- DIRECTIONS -
Look through the entries for the string "phone" and copy every line where it shows up.

- Items from an interface collection -
● ● ● ● ● ● ●

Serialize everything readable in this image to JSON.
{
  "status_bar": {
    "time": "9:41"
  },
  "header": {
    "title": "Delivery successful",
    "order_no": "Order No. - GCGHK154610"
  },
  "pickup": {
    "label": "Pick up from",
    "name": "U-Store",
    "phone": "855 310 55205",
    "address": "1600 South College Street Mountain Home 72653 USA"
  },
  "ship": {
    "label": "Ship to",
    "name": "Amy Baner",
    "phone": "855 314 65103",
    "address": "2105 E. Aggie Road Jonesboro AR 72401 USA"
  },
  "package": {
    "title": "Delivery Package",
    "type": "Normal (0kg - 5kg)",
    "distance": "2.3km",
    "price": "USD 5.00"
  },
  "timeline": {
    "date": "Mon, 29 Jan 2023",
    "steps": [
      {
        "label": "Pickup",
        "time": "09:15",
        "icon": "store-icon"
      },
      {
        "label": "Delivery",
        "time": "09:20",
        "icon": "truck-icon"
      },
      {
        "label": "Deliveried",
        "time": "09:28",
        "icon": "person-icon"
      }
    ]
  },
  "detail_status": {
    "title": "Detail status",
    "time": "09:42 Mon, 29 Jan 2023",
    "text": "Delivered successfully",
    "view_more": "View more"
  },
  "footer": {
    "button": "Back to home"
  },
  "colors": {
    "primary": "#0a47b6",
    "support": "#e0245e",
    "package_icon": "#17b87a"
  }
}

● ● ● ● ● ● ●

- REPLY -
    "phone": "855 310 55205",
    "phone": "855 314 65103",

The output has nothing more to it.